With about 4,600 miles of coastline and one of the largest populations of any country in the world, Brazil has been recognized as a potentially hot yacht market for American and European builders since the early aughts, when Goldman Sachs unleashed its BRIC thesis upon the world. Hype has since cooled around the concept — BRIC theory posited that by 2050, Brazil, Russia, India and China would be the world’s dominant economic powers — but interest in the Brazilian boating market has not. Enter Okean Yachts and its new 50, a Brazilian-built cruiser poised to put its builder on the map. The Okean 50 is being treated as a trawler by some because of its dual-mode hull (more on that later), yet thanks to Italian yacht designer Paolo Ferragni, the yacht’s exterior is unlike most any trawler you’ve seen. The outer appearance includes 3-foot-1-inch-high windows that ring the yacht’s salon, making it appear as if she’s wearing Oakley Razor Blade sunglasses — a look made twice as strong by glazing with a reflective tint. I couldn’t help but think of Rickey Henderson patrolling the outfield with his staple look when I saw her on the docks in West Palm Beach, Florida, on test day.
But the boat doesn’t just make an impression with her looks. Her layout, particularly on the main deck, was a hit when she debuted stateside at the 2017 Fort Lauderdale International Boat Show, and it’s plain to see why. Those windows allow as close to fully unobstructed salon views as I can recall seeing aboard a yacht, plus two hydraulic, foldout bulwarks lower to port and starboard. This act of oceangoing origami increases the Okean’s beam from 14 feet 7 inches to 20 feet 7 inches, making her an excellent party platform.

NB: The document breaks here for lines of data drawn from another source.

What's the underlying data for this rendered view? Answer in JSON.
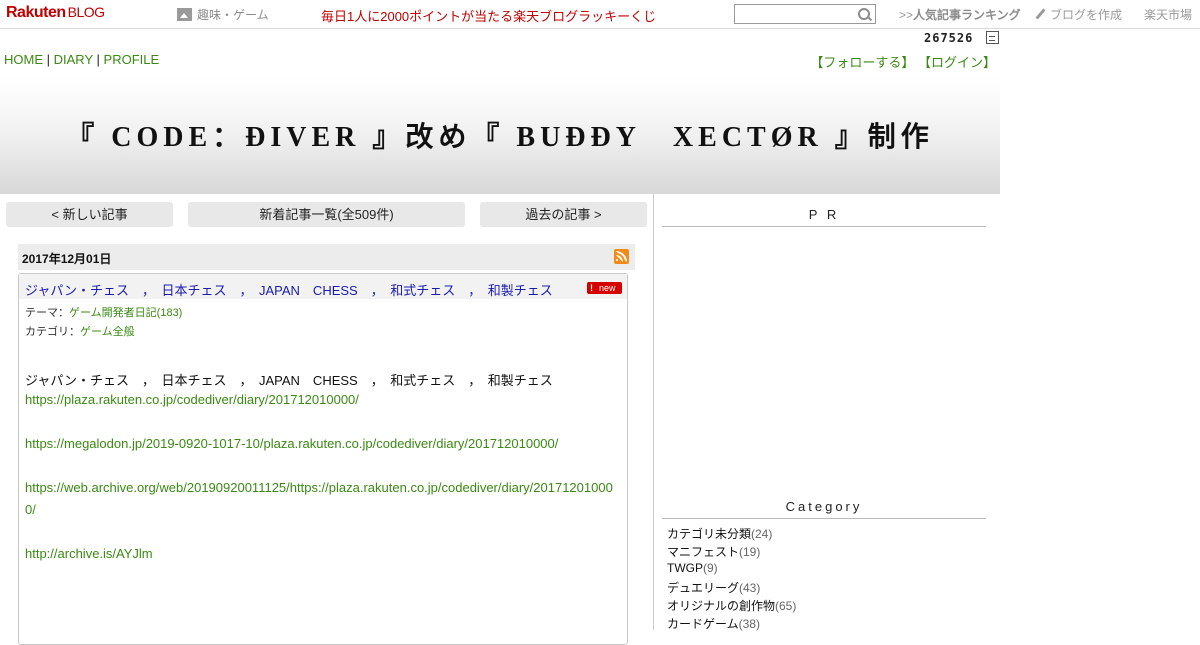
{
  "topbar": {
    "logo_brand": "Rakuten",
    "logo_product": "BLOG",
    "hobby_label": "趣味・ゲーム",
    "lottery_text": "毎日1人に2000ポイントが当たる楽天ブログラッキーくじ",
    "search_placeholder": "",
    "ranking_prefix": ">>",
    "ranking_label": "人気記事ランキング",
    "create_label": "ブログを作成",
    "market_label": "楽天市場"
  },
  "counter": {
    "value": "267526"
  },
  "nav": {
    "home": "HOME",
    "diary": "DIARY",
    "profile": "PROFILE",
    "sep": "|"
  },
  "follow": {
    "follow": "【フォローする】",
    "login": "【ログイン】"
  },
  "header": {
    "title": "『 CODE：ĐIVER 』改め『 BUĐĐY　XECTØR 』制作"
  },
  "pager": {
    "newer": "< 新しい記事",
    "list": "新着記事一覧(全509件)",
    "older": "過去の記事 >"
  },
  "entry": {
    "date": "2017年12月01日",
    "title": "ジャパン・チェス　，　日本チェス　，　JAPAN　CHESS　，　和式チェス　，　和製チェス",
    "badge_mark": "!",
    "badge_text": "new",
    "theme_label": "テーマ：",
    "theme_value": "ゲーム開発者日記(183)",
    "category_label": "カテゴリ：",
    "category_value": "ゲーム全般",
    "body_first": "ジャパン・チェス　，　日本チェス　，　JAPAN　CHESS　，　和式チェス　，　和製チェス",
    "links": [
      "https://plaza.rakuten.co.jp/codediver/diary/201712010000/",
      "https://megalodon.jp/2019-0920-1017-10/plaza.rakuten.co.jp/codediver/diary/201712010000/",
      "https://web.archive.org/web/20190920011125/https://plaza.rakuten.co.jp/codediver/diary/20171201000",
      "0/",
      "http://archive.is/AYJlm"
    ]
  },
  "sidebar": {
    "pr_heading": "P R",
    "category_heading": "Category",
    "categories": [
      {
        "name": "カテゴリ未分類",
        "count": "(24)"
      },
      {
        "name": "マニフェスト",
        "count": "(19)"
      },
      {
        "name": "TWGP",
        "count": "(9)"
      },
      {
        "name": "デュエリーグ",
        "count": "(43)"
      },
      {
        "name": "オリジナルの創作物",
        "count": "(65)"
      },
      {
        "name": "カードゲーム",
        "count": "(38)"
      }
    ]
  },
  "colors": {
    "brand_red": "#bf0000",
    "link_green": "#3a8a13",
    "title_blue": "#1a1ab0",
    "rss_orange": "#f18c18"
  }
}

The paneled salon door aft folds to starboard, and another door to starboard slides open for access to the fold-down terrace. The windows in the aft galley to port also open, all of which creates a feeling of spaciousness and airiness that may very well set the bar for vessels in this class. My test boat is likely to garner lots of stares this summer when she plies the waters off Montauk, New York, her future home, and I’d guess that the yacht’s style and entertainment-friendly features will make her popular in South Florida, Miami in particular.
Although the 50 has a day-boat feel when she is fully open, she is still a motoryacht. She has a full-beam, amidships en suite master stateroom with an athwartships queen-size berth and headroom of 6 feet 3 inches. A vanity to port is beset with stowage areas, including a 4-foot-long-by-1-foot-wide-by-1-foot-7-inch-deep space tucked behind it that can handle larger items like extra sheets or paper towels. The master’s head has patterned-marble inlays in the shower, as does the day-head, which has a private entrance to the forepeak VIP. That VIP feels large for a boat this size, with 6 feet 11 inches of headroom. A third stateroom to port can have bunk beds or side-by-side twins (the only option for customization available on the accommodations level). Though my test boat had a washer and dryer in its lazarette, future versions will come standard with laundry equipment in this guest space, for easier access.
The amount of stowage on the accommodations level as well as the general roominess of the staterooms hint that this boat is designed for longer journeys. Indeed, Okean’s calling card (along with the foldout terraces) is its dual-mode hull. With twin 435 hp Volvo Penta IPS600s, the 50 can top out at 25 knots with the hammer down and cruise at around 20 knots as her engines burn 33 gph. This results in a range of 230 nautical miles with a 10 percent reserve. However, when you throttle her down to 1,000 rpm, she can cruise at 6 knots while sipping just 1.6 gph and achieve a range of 1,425 nautical miles, making her an excellent candidate for the Great Loop or some island hopping.
Besides offering flexibility when it comes to performance, the hull has an exceptionally soft ride. My blustery test day saw swells of up to 8 feet in Lake Worth Inlet, and the boat handled the turbulence well, climbing steadily up the faces of the waves before nuzzling gently into their troughs, again and again and again.
The Okean 50’s performance in the slop, coupled with her layout and variable cruising speeds, should make her stand out from the crowd. She has enough Brazilian flair to carve out her own niche in an American yachting market that’s always looking for something just a little bit different.
Take the next step by visiting Okean Yachts.